Unfortunately, many individuals across the United States and in the state of New Jersey face extremely difficult financial conditions which significantly affect their way of life. For some, filing for bankruptcy may be the best (or only) option to relieve themselves of their financial burdens. Federal bankruptcy laws allow individuals who qualify to have a fresh start.
There are four types of bankruptcy that an individual can file for, depending on their situation, which include:
- Chapter 7;
- Chapter 11;
- Chapter 12; and
- Chapter 13.
Chapter 11 is a reorganization effort used by businesses and some individuals who are burdened by large sums of debt. Chapter 12 is solely reserved for family farmers or fishermen. The two main types of bankruptcy options for individuals are Chapter 7 and Chapter 13.
Chapter 7 bankruptcy is also known as straight bankruptcy or liquidation. To be eligible to file for Chapter 7, a debtor’s average income for the six-month period prior to filing must fall below the median income for New Jersey residents of the same household size with the same number of dependents. This is known as the Means Test. A bankruptcy trustee will be appointed by the Court to gather and sell the debtor’s nonexempt property and assets, if any, and distribute the funds to the creditors.

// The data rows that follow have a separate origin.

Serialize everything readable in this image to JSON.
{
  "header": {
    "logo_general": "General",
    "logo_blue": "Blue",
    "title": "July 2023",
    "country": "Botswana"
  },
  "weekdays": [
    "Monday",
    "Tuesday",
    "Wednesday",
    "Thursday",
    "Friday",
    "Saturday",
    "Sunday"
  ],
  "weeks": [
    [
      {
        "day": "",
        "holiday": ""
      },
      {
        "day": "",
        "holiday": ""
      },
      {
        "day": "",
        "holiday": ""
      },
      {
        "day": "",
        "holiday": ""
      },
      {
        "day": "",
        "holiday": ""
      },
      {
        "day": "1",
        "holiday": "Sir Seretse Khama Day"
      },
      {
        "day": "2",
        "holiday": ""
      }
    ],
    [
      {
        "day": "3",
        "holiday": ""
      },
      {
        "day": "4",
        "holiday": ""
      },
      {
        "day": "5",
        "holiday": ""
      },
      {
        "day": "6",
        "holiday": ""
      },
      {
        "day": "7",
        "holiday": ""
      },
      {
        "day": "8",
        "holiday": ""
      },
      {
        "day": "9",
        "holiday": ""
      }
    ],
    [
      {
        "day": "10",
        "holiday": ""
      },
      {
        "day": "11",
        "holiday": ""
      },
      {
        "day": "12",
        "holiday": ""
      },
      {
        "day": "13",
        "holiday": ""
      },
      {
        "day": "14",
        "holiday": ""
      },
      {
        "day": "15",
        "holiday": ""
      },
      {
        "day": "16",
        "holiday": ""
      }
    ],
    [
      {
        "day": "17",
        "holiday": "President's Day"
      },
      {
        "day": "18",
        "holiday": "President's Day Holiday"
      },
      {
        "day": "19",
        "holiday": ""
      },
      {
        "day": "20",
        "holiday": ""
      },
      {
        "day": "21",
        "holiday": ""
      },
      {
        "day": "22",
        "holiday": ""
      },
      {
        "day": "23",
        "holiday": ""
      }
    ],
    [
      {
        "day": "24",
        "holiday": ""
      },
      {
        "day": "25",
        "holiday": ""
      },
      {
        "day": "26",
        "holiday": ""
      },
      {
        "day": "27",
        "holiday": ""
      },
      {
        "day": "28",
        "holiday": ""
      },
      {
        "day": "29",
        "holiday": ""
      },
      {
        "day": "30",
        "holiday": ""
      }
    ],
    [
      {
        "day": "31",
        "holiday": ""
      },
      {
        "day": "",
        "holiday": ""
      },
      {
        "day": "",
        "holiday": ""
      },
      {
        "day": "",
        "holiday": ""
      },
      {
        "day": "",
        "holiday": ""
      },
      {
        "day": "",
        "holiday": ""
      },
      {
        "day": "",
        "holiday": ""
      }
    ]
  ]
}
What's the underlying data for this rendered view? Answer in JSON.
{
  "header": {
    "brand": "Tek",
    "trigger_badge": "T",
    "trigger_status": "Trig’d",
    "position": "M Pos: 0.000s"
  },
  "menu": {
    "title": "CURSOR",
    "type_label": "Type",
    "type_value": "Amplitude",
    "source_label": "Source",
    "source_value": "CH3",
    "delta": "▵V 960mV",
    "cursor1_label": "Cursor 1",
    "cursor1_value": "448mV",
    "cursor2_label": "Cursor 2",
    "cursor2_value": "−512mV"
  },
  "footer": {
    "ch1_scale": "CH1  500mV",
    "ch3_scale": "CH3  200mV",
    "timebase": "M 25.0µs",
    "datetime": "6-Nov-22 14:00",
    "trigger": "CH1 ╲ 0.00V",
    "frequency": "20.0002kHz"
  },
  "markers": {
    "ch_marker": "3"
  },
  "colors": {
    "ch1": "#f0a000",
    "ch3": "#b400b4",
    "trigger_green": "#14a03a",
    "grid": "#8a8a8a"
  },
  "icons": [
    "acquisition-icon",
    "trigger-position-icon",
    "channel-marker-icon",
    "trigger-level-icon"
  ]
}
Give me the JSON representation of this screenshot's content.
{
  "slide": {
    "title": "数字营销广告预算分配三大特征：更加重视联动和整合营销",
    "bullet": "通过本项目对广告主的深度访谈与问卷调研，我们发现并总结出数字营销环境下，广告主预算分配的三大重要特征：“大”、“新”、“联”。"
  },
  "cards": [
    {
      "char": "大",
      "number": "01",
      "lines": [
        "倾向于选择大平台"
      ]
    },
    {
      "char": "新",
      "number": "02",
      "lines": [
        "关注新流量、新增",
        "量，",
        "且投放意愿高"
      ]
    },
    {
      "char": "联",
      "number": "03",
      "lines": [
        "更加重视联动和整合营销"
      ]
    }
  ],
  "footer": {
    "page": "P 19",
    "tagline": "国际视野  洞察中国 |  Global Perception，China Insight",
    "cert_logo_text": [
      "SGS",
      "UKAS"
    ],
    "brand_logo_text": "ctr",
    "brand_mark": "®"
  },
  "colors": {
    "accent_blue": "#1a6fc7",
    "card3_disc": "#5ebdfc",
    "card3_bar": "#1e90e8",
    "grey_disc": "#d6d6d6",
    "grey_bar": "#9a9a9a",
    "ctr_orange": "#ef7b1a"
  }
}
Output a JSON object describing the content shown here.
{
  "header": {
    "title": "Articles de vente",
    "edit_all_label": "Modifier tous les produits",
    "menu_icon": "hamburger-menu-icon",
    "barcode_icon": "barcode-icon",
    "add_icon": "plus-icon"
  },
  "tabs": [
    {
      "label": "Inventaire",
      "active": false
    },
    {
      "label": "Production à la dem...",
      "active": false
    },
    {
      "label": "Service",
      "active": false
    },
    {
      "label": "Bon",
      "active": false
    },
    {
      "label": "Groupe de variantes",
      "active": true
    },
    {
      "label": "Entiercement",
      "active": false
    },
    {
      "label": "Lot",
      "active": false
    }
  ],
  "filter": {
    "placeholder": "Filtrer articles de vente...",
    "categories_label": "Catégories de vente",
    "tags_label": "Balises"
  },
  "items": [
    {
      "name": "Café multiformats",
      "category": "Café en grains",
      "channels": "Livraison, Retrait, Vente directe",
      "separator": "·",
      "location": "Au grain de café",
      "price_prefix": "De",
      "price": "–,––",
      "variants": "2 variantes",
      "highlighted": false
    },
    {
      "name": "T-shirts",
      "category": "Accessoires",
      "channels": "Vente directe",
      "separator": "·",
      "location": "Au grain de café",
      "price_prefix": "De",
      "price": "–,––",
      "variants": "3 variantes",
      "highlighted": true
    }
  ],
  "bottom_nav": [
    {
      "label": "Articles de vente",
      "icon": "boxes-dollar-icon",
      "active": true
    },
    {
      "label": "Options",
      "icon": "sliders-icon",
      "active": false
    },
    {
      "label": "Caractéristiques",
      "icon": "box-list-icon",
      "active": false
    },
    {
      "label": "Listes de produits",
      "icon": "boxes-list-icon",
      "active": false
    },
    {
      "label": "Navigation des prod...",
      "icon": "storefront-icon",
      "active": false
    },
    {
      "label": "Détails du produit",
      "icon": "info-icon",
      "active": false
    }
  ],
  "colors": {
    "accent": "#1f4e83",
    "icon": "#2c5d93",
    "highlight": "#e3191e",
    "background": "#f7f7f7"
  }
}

If one does not qualify for Chapter 7, they may be eligible to file for bankruptcy under Chapter 13. Chapter 13 is often referred to as a debt adjustment. Here, the debtor will be required to file a plan to pay debts (in full or in parts, as applicable) from their current and future income over a term of five years. This plan is based on a debtor’s disposable income after regular and ordinary monthly expenses are accounted for. A Chapter 13 bankruptcy trustee will be appointed by the Court to receive the Debtor’s plan payments and make distributions to creditors based on the approved plan schedule.
Once the proper documents are filed and the applicable filing fees are paid, an automatic stay is enacted, which prohibits creditors from contacting the individual about unpaid debts and taking any action to collect on such debts. A 341 Meeting of Creditors will be scheduled where the Debtor must answer questions about their financial situation under oath before the Court-appointed trustee. Creditors may attend this meeting if they choose to do so. Lastly, if the debtor is filing a plan, he or she will need to appear, either personally or through counsel, before a bankruptcy judge to have their plan approved by the Court.
Filing for bankruptcy is a difficult process. If you are facing bankruptcy, it is best to contact an experienced New Jersey bankruptcy attorney to discuss your options. The Law Offices of Hunziker, Jones & Sweeney are experienced in helping families and individuals deal with the devastating effects of financial distress and in mapping out potential strategies, including the possibility of filing for bankruptcy, to help them obtain relief from overwhelming debts. The attorneys at the firm understand that financial distress is an extremely emotional and difficult time for anyone to go through. If you are experiencing severe financial distress and may be considering bankruptcy as an option or want to learn more about what a bankruptcy filing may do to help you, call The Law Offices of Hunziker, Jones & Sweeney at (973) 256-0456 or fill out our contact form for a consultation.